EXERCISE INSTRUCTIONS — When checking the entries below, count every line with the word "Verarbeitung", then give only that number.

EXTRACTED MATERIAL —
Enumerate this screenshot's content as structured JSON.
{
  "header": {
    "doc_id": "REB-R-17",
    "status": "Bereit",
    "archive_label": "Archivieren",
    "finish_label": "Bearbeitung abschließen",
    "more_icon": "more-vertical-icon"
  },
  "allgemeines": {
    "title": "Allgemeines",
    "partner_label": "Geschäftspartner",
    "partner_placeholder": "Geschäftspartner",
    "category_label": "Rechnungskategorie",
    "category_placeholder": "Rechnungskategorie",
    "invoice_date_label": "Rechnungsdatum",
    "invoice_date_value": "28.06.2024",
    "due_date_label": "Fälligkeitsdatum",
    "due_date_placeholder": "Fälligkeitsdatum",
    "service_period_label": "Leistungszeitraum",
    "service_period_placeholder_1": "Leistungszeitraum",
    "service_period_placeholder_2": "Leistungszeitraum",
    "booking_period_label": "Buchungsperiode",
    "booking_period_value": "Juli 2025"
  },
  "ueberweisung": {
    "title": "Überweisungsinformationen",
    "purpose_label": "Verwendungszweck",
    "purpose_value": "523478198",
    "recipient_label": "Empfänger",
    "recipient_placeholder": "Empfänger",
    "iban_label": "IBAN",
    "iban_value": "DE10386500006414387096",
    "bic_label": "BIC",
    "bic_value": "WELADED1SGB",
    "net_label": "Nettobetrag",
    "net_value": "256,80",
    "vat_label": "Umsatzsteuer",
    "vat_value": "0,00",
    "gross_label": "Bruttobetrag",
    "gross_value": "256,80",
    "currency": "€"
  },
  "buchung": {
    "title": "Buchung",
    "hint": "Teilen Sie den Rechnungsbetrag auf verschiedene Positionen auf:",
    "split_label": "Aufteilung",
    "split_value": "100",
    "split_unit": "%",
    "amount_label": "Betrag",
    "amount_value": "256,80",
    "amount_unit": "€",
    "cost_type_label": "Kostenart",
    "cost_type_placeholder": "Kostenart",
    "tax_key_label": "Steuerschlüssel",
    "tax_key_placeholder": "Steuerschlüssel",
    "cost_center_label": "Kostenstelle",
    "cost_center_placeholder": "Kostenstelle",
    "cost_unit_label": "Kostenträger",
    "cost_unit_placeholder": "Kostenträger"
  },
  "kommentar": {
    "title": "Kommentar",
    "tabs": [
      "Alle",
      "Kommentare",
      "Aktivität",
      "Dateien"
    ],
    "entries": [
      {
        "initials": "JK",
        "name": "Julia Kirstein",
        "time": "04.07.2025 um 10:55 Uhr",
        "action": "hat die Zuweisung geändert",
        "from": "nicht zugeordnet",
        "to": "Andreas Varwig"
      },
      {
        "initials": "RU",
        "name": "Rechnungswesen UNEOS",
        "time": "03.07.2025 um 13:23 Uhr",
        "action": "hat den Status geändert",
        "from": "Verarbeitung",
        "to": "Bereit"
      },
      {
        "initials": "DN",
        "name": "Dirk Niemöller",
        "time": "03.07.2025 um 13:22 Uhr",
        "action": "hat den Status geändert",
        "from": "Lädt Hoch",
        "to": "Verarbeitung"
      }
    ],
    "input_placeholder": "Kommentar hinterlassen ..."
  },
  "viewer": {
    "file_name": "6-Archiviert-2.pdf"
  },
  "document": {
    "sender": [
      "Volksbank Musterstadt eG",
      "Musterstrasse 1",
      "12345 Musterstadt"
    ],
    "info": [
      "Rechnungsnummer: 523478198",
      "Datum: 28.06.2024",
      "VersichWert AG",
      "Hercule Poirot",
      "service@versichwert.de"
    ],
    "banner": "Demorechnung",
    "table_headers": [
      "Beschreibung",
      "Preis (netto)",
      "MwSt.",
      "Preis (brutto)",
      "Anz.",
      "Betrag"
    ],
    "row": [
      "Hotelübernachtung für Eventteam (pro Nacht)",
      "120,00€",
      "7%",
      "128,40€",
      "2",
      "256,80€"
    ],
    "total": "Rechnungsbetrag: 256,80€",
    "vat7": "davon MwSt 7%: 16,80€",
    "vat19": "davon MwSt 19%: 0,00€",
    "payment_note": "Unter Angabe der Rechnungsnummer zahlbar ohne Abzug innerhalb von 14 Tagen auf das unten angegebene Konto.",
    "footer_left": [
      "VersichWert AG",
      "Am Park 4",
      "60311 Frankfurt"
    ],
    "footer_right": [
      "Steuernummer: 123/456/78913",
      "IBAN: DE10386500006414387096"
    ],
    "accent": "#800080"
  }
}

TASK SOLUTION — 2